## What is needed
All of the entries below must be copied out exactly.

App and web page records
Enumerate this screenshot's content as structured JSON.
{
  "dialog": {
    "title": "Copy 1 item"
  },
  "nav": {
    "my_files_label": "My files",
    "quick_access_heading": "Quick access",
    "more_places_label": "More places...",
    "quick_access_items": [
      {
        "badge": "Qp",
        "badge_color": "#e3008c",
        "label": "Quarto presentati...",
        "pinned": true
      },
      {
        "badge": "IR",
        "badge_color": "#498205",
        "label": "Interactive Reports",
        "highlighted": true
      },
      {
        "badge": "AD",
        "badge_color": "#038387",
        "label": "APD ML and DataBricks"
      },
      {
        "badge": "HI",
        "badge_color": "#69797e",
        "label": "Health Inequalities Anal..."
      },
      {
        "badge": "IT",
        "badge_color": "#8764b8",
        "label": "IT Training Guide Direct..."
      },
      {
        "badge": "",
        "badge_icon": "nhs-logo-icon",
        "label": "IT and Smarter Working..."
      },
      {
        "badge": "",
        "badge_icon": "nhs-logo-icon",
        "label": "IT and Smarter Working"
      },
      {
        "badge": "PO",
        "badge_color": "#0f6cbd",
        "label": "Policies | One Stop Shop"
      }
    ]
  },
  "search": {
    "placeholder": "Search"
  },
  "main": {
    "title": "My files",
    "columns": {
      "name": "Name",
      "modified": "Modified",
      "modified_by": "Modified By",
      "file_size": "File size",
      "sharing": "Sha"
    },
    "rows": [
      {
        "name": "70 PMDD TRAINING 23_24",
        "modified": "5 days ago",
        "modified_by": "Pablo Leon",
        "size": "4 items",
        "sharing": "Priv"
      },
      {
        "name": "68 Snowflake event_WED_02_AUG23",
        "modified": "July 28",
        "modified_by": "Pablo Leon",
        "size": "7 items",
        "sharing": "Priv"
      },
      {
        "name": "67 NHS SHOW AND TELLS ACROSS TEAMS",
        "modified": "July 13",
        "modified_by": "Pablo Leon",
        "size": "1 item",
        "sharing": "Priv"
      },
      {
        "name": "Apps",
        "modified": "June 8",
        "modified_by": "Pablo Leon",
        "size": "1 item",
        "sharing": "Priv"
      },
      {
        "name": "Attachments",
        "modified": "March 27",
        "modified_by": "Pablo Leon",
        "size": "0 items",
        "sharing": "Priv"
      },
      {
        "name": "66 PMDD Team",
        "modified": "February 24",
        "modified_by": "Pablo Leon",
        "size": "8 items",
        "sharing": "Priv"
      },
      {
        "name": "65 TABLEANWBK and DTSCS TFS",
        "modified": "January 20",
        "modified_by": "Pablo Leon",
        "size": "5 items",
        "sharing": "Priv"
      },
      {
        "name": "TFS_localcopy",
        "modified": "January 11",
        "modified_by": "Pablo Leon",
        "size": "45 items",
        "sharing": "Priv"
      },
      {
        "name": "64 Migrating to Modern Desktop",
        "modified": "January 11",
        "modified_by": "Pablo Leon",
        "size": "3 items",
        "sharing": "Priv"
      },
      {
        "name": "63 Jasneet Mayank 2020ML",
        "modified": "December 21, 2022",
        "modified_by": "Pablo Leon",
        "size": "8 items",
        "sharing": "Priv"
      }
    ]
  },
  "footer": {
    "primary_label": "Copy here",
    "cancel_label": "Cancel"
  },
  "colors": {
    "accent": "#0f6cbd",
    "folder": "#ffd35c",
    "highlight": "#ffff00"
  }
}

## Task output
Enumerate this screenshot's content as structured JSON.
{
  "dialog": {
    "title": "Copy 1 item"
  },
  "nav": {
    "my_files_label": "My files",
    "quick_access_heading": "Quick access",
    "more_places_label": "More places...",
    "quick_access_items": [
      {
        "badge": "Qp",
        "badge_color": "#e3008c",
        "label": "Quarto presentati...",
        "pinned": true
      },
      {
        "badge": "IR",
        "badge_color": "#498205",
        "label": "Interactive Reports",
        "highlighted": true
      },
      {
        "badge": "AD",
        "badge_color": "#038387",
        "label": "APD ML and DataBricks"
      },
      {
        "badge": "HI",
        "badge_color": "#69797e",
        "label": "Health Inequalities Anal..."
      },
      {
        "badge": "IT",
        "badge_color": "#8764b8",
        "label": "IT Training Guide Direct..."
      },
      {
        "badge": "",
        "badge_icon": "nhs-logo-icon",
        "label": "IT and Smarter Working..."
      },
      {
        "badge": "",
        "badge_icon": "nhs-logo-icon",
        "label": "IT and Smarter Working"
      },
      {
        "badge": "PO",
        "badge_color": "#0f6cbd",
        "label": "Policies | One Stop Shop"
      }
    ]
  },
  "search": {
    "placeholder": "Search"
  },
  "main": {
    "title": "My files",
    "columns": {
      "name": "Name",
      "modified": "Modified",
      "modified_by": "Modified By",
      "file_size": "File size",
      "sharing": "Sha"
    },
    "rows": [
      {
        "name": "70 PMDD TRAINING 23_24",
        "modified": "5 days ago",
        "modified_by": "Pablo Leon",
        "size": "4 items",
        "sharing": "Priv"
      },
      {
        "name": "68 Snowflake event_WED_02_AUG23",
        "modified": "July 28",
        "modified_by": "Pablo Leon",
        "size": "7 items",
        "sharing": "Priv"
      },
      {
        "name": "67 NHS SHOW AND TELLS ACROSS TEAMS",
        "modified": "July 13",
        "modified_by": "Pablo Leon",
        "size": "1 item",
        "sharing": "Priv"
      },
      {
        "name": "Apps",
        "modified": "June 8",
        "modified_by": "Pablo Leon",
        "size": "1 item",
        "sharing": "Priv"
      },
      {
        "name": "Attachments",
        "modified": "March 27",
        "modified_by": "Pablo Leon",
        "size": "0 items",
        "sharing": "Priv"
      },
      {
        "name": "66 PMDD Team",
        "modified": "February 24",
        "modified_by": "Pablo Leon",
        "size": "8 items",
        "sharing": "Priv"
      },
      {
        "name": "65 TABLEANWBK and DTSCS TFS",
        "modified": "January 20",
        "modified_by": "Pablo Leon",
        "size": "5 items",
        "sharing": "Priv"
      },
      {
        "name": "TFS_localcopy",
        "modified": "January 11",
        "modified_by": "Pablo Leon",
        "size": "45 items",
        "sharing": "Priv"
      },
      {
        "name": "64 Migrating to Modern Desktop",
        "modified": "January 11",
        "modified_by": "Pablo Leon",
        "size": "3 items",
        "sharing": "Priv"
      },
      {
        "name": "63 Jasneet Mayank 2020ML",
        "modified": "December 21, 2022",
        "modified_by": "Pablo Leon",
        "size": "8 items",
        "sharing": "Priv"
      }
    ]
  },
  "footer": {
    "primary_label": "Copy here",
    "cancel_label": "Cancel"
  },
  "colors": {
    "accent": "#0f6cbd",
    "folder": "#ffd35c",
    "highlight": "#ffff00"
  }
}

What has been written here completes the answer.